The Earth’s oceans could be soaking up double the amount of carbon dioxide that current climate models have predicted.
In a major breakthrough, English and German researchers found a higher net flux of carbon into the oceans than previous estimates after accounting for small differences in surface and near-surface ocean temperatures.
The researchers think that scientists have been ignoring these differences, leading to incorrect estimates of ocean carbon flux, or the movement of carbon from the ocean to the atmosphere and vice versa.
Their findings appeared online in the journal Nature Communications.
Predictions from current climate models fall short
For the past decades, scientists have been assembling a large database of near-surface carbon dioxide measurements across the Earth’s oceans, called the Surface Ocean Carbon Atlas.
Experts use this database to calculate the flux of carbon dioxide from the atmosphere into the ocean. This helps them better track changes that occur in the ocean in response to human activities that emit carbon dioxide.
But previous studies that have attempted to estimate carbon dioxide flux thus far have ignored small differences in surface and near-surface ocean temperatures.
The researchers assert that these differences are crucial in estimating the net flux of carbon dioxide into the oceans since carbon dioxide solubility depends greatly on temperature.
To correct for these temperature differences, the researchers used satellite infrared observations. From this data, the group found a larger flux of carbon dioxide going into the ocean.
Jamie Shutler, an associate professor of Earth observation at the University of Exeter in the UK and a member of the research team, said that their revised estimates are similar to those of another independent method of calculating carbon uptake in the Earth’s oceans.
In particular, this independent method used a global ocean survey by research ships over decades to calculate potential increases in the ocean’s carbon dioxide inventory.
Shutler added that the similarities in the predictions of both their method and the independent method give them added confidence that their estimates are closer to the actual net flux of carbon dioxide into the oceans than earlier estimates from current scientific models.
Oceans and the carbon cycle
Discussions on climate and carbon sequestration often revolve around trees and the role of forests in mitigating the harmful effects of carbon dioxide emissions from human activities. But these angles often overlook the indispensable contribution of oceans and beneficial marine microbes in regulating climate.
Oceans are able to absorb billions of metric tons of heat-trapping carbon dioxide that linger in the atmosphere thanks to microscopic organisms called phytoplankton. These microorganisms consume carbon dioxide from the atmosphere then move it into marine sediments in the deep ocean.
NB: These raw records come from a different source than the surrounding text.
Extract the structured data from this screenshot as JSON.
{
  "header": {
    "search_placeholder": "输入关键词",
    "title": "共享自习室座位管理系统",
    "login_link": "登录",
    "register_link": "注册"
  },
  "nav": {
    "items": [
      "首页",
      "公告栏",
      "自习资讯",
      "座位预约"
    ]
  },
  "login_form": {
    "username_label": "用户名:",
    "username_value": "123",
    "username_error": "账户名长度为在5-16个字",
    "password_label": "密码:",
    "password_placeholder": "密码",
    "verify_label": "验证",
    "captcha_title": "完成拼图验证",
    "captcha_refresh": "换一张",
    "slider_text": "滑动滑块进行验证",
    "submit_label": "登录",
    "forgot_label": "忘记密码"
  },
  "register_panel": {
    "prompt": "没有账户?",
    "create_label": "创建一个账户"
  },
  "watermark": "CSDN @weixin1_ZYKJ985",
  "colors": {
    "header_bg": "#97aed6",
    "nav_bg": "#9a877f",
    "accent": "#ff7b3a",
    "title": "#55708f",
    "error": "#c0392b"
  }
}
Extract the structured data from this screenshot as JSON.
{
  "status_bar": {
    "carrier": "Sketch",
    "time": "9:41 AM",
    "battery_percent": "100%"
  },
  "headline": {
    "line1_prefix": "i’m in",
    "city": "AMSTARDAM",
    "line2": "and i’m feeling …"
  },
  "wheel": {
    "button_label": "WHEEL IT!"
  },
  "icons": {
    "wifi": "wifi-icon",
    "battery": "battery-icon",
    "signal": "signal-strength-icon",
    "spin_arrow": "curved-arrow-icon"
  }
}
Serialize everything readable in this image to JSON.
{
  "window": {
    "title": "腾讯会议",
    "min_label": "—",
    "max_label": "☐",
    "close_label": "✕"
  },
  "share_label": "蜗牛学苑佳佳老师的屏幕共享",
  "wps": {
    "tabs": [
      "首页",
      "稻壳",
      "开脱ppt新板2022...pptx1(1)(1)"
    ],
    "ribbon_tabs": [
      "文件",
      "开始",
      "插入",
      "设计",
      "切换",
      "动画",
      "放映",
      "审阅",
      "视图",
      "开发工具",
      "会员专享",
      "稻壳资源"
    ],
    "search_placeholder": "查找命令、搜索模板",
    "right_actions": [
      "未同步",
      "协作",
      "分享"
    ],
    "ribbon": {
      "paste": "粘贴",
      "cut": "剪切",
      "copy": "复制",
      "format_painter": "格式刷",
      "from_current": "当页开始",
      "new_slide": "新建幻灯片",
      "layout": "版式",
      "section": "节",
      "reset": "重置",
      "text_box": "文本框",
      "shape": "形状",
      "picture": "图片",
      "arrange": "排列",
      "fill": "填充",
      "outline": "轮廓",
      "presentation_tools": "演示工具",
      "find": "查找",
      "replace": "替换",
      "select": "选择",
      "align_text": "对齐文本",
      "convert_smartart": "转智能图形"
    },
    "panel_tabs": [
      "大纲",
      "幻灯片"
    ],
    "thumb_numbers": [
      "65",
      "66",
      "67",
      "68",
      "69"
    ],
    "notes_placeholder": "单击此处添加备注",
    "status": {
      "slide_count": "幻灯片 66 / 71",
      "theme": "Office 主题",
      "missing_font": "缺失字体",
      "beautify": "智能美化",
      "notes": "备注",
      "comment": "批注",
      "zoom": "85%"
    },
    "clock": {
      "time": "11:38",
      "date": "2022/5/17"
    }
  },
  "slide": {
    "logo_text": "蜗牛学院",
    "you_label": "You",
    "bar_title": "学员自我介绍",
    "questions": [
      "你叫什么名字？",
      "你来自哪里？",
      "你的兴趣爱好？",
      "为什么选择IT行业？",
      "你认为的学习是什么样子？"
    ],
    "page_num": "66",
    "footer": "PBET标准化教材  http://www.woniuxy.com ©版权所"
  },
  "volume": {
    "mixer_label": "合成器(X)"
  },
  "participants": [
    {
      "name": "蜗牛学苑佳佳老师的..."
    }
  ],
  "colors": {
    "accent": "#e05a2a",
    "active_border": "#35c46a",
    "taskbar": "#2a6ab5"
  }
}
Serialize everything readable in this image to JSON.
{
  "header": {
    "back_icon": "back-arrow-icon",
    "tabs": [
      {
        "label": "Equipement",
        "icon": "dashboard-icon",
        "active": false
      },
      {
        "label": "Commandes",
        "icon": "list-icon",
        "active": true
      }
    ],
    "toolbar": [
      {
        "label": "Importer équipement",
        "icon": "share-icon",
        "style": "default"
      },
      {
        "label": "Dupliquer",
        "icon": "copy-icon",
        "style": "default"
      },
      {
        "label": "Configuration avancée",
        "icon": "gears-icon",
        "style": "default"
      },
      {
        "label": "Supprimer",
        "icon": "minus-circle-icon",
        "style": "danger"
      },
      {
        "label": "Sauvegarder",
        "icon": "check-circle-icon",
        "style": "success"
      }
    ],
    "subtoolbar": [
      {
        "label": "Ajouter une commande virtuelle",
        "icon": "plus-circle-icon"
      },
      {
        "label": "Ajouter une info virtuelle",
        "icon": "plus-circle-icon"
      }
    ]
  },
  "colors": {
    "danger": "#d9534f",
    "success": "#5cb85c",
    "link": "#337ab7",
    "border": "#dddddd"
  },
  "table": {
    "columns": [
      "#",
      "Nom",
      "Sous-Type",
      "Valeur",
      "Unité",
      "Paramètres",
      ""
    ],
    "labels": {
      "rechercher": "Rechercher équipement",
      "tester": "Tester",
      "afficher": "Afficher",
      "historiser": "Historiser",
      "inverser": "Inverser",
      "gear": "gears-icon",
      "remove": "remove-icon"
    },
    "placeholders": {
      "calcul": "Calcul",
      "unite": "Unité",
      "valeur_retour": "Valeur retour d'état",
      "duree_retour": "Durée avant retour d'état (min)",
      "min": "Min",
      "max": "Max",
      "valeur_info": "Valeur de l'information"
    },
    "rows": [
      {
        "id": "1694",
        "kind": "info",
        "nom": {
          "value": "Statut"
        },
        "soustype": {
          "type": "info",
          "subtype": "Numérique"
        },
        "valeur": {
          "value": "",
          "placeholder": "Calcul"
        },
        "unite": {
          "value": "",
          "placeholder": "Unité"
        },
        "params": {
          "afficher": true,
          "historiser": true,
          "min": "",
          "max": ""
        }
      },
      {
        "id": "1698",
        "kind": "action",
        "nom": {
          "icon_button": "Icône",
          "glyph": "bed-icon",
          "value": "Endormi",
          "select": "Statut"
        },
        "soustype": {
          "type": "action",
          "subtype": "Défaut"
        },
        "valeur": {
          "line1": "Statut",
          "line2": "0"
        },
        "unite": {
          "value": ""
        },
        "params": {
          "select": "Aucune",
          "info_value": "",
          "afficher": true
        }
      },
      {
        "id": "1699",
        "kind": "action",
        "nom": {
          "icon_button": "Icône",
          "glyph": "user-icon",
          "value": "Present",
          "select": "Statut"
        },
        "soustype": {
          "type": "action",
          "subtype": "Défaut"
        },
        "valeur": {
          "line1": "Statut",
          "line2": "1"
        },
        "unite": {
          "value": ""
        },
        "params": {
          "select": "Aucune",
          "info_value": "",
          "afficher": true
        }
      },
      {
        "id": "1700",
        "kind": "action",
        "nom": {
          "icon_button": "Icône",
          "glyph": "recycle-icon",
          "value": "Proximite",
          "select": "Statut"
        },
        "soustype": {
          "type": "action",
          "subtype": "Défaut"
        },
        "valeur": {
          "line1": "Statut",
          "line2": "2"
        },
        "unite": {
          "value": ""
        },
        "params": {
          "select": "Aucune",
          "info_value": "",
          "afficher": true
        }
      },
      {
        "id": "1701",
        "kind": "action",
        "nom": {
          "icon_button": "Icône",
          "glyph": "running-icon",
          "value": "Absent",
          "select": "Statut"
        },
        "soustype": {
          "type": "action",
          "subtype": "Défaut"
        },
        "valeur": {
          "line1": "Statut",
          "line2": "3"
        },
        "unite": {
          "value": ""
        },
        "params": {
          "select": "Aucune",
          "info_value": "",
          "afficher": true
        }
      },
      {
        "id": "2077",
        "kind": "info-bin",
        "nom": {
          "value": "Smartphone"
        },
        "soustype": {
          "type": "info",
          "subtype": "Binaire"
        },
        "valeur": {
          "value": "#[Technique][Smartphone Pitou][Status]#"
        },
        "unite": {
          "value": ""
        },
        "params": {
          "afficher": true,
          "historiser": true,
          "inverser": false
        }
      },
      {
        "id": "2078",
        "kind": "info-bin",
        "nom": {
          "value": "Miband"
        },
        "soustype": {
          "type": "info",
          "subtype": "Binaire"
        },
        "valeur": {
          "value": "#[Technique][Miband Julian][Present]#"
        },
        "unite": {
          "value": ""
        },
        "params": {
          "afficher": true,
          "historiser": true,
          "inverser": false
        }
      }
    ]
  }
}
In fact, more than 99 percent of the Earth’s carbon is bound up in these sediments deep in the ocean thanks to this important process, dubbed the “microbial carbon pump” (MCP) in 2011. Scientists still understand little about the MCP but nevertheless continue to make considerable progress.
In 2018, for instance, an international team of researchers used a state-of-the-art regional ocean model of the South China Sea to estimate the MCP’s carbon sequestration rate in the region. The model also helps in projecting the future state of the ocean in light of changing conditions and environmental threats.
These include rising temperatures, rising sea levels, habitat destruction like coral bleaching and acidification, or the reduction in the pH of the ocean. This one, in particular, occurs due to a global increase in carbon dioxide emissions.
It poses a serious threat to marine life as it can cause the skeletons of mollusks and corals to dissolve. Ocean acidification, therefore, could have a dramatic effect on marine life and ocean health, in general. (Related: Ocean acidification is causing sea snails’ shells to dissolve, threatening species with extinction.)
Current predictions indicate that the global ocean is set to continue absorbing carbon dioxide in the near future due to human activities like deforestation and the burning of coal and other fossil fuels, thus further exacerbating the issue of ocean acidification.
Read more articles about ocean health and ocean acidification at OceanHealthNews.com.